The King's Speech Review
What’s in a name? When it comes to film titles, quite a lot actually – you need to be able to accurately describe what you are about to see, without giving too much away and at the same time keep it short. When it works, a film title can be genius, when it doesn’t it can be just confusing, thankfully such instances are extremely rare. When it comes to tonight’s feature, the title chosen was one of those all too rare moments of genius. The title not only reflects what the film is about, but also where the film is heading – it conveys pretty much all the information we need to know and does it in three simple words; The King’s Speech sums it up perfectly.
By now most will know all about The King’s Speech, the awards it’s won and the accolades heaped upon it; indeed we have already covered it twice on site ourselves. Therefore I don’t propose to spend a great deal of time in the synopsis, rather I’ll give it a few thoughts and musings before moving onto the picture detail to see if we have a comparable print to our American cousins - and even that question has already been answered if you know where to look.
One of the principle reasons to watch this film is the award winning performance by Colin Firth as King George VI, or Bertie, not just for his convincing stutter, but for the humanity and warmth he brought to the character.

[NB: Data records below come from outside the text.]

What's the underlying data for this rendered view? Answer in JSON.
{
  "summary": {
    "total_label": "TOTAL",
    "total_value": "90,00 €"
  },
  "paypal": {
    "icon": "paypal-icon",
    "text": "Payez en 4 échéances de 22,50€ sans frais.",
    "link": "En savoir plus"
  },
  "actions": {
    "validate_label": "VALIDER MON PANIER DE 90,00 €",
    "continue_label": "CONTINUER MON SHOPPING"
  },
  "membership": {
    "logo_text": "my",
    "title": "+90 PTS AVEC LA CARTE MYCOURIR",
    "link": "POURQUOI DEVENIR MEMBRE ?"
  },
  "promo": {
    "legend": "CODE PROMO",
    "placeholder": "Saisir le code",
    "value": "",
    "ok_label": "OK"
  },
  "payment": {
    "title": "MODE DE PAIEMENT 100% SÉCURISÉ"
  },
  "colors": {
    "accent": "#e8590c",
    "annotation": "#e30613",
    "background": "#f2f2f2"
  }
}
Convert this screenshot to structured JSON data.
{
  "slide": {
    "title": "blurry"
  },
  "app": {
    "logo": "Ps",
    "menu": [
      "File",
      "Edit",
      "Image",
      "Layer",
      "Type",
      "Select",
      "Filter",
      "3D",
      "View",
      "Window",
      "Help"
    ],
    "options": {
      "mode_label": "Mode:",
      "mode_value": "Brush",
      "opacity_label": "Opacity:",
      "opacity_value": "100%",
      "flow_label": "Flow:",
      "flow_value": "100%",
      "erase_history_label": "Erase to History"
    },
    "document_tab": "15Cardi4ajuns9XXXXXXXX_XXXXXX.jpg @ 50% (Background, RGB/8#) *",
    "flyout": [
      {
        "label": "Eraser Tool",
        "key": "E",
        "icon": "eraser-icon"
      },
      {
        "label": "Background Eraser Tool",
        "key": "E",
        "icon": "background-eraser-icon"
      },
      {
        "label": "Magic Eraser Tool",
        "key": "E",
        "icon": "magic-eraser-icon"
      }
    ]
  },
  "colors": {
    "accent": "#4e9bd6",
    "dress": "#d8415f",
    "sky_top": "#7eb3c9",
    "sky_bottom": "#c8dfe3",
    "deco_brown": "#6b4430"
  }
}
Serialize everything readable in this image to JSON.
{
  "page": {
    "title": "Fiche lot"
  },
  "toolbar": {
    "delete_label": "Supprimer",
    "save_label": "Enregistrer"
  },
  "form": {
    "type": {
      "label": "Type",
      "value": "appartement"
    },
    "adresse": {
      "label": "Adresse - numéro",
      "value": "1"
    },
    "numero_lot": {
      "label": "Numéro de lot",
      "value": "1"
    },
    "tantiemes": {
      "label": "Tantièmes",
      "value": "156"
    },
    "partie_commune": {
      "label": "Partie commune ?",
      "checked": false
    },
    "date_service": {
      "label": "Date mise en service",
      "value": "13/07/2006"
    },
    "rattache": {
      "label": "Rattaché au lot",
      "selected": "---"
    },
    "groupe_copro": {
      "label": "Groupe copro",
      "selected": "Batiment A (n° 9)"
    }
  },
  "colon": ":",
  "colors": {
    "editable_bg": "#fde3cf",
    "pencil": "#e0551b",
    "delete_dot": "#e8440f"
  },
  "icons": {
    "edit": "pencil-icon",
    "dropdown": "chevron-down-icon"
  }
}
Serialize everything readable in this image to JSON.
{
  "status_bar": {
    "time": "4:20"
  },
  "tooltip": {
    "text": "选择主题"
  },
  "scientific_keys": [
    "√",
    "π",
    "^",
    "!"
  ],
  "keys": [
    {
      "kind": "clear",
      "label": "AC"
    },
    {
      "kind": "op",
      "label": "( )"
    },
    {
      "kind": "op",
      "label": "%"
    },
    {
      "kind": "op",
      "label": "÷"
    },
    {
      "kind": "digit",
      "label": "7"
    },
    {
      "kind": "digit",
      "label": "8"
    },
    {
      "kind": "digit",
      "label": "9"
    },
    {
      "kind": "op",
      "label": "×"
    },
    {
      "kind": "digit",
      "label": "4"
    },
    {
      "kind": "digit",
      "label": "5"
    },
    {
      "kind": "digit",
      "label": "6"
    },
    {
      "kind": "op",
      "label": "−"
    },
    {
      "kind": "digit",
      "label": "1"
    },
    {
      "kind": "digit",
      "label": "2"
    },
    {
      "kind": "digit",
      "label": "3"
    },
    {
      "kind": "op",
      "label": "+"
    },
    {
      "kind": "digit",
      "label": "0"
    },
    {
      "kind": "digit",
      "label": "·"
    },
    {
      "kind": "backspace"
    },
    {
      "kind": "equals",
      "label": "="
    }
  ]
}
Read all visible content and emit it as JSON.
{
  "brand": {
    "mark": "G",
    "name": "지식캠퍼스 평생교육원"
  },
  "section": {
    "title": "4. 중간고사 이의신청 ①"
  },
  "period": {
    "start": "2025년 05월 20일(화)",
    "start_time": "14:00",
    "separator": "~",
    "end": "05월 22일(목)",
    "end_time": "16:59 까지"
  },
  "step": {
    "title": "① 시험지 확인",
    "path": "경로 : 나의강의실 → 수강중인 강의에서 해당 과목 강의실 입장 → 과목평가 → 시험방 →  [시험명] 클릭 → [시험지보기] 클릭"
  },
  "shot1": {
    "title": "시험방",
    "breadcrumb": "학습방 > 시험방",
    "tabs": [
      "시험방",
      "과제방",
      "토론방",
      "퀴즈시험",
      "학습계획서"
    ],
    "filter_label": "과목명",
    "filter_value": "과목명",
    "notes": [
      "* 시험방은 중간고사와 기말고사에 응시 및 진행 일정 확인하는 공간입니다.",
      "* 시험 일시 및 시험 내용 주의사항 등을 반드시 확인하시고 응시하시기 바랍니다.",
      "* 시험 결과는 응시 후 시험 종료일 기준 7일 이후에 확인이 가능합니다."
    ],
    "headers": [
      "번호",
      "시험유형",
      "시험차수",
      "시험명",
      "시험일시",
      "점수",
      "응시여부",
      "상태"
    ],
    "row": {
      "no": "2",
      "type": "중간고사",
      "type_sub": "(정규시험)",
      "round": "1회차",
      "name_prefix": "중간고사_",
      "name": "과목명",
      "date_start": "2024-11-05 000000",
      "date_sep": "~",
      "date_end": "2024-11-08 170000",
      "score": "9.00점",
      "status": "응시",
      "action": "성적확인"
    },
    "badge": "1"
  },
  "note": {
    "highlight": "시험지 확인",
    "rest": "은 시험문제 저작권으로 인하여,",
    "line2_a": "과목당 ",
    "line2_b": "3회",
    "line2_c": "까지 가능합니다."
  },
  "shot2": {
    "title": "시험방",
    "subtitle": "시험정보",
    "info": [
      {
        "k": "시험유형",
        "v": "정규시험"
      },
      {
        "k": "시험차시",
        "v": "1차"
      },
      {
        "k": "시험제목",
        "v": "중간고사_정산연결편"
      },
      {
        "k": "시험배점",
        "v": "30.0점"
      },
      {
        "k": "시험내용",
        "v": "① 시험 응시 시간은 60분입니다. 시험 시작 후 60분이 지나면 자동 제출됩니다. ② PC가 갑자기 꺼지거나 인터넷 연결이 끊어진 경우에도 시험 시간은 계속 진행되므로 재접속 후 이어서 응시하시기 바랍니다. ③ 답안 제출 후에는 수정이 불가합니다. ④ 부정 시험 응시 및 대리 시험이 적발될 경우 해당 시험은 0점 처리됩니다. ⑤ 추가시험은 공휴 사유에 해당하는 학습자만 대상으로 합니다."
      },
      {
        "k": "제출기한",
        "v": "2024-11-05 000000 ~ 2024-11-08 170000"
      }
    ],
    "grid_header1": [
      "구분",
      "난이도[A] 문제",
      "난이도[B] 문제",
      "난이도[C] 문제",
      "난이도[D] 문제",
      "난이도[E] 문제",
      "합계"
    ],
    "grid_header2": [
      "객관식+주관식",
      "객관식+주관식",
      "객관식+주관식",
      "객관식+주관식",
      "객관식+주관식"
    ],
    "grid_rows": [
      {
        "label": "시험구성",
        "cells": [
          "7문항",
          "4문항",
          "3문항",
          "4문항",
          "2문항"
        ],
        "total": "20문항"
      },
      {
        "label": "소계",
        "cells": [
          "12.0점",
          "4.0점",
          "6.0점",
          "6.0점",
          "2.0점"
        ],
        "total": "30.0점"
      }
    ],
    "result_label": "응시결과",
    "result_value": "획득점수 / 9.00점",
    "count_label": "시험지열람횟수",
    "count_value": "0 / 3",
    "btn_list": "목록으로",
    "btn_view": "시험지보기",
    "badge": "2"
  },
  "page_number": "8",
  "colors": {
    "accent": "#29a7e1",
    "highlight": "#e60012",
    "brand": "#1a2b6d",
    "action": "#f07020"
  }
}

During that opening scene, when he is trying valiantly to talk to the crowd, with that mike picking up every stutter, echoing it around the stadium, you genuinely feel for him. Later, at the end, having been through everything, that ‘long walk’ to the microphone, again you want to crawl into the screen and help him deliver his lines – it’s a master class in acting. And yet, his most tender moments, describing the abuse of his childhood with a reflection of someone that has come to terms with living with disability, is delivered with such heartfelt sincerity it is little wonder that he won the accolades that he did.
But, of course, it’s not a one man show, ever the stalwart, Geoff Rush puts in a magnificent performance as Lionel Logue, the therapist employed to help Bertie overcome his impediment. The joy of watching someone, a commoner (as all those are without titles), befriend a king over such adverse circumstances is as entertaining as any single performance. When these two are on screen together it is electric as two performers give it their all, not in an attempt to ‘out act’ the other, but rather in an attempt to give the best damn performance as a team, and boy does it work. Stand out scenes must be when Bertie and Lionel first meet, their struggling to find topics to talk about, the awkward silences, the reversal in roles as a future king and emperor submits to a ‘king in his castle’. Then later, when Lionel oversteps their friendship, and finally the latter scenes practicing for the speech and their actual reading of it – “Forget everything else, read it to me, your friend” – is a tear inducing moment and one that contains more empathy and emotion than other, entire less worthy films together.
Tom Hooper, mainly known as a TV director, shows a maturity beyond his years in bringing this wonderful story to the screen; how he places his actors in the frame; off centre and opposite ‘over the shoulder’ shooting, disorientates the viewer to highlight the communication problems experienced by the protagonists on screen; only later, once the characters speech flows, does the camerawork become more natural. It’s a neat trick and an inspired idea. The story itself covers King George V’s death, King Edwards abdication, at the time a worldwide scandal and only now is some of the truth coming out, the rise of Hitler’s Nazi regime and King George VI’s coronation and first wartime speech (the speech of the title); all real documented events, all covered with sincerity; at a time when the Royal Family held power and sway over a quarter of the globe. It is fitting, perhaps, that in the wake of the latest Royal wedding and the genuine affection given from most of the world, that such a film can, itself, generate such emotion.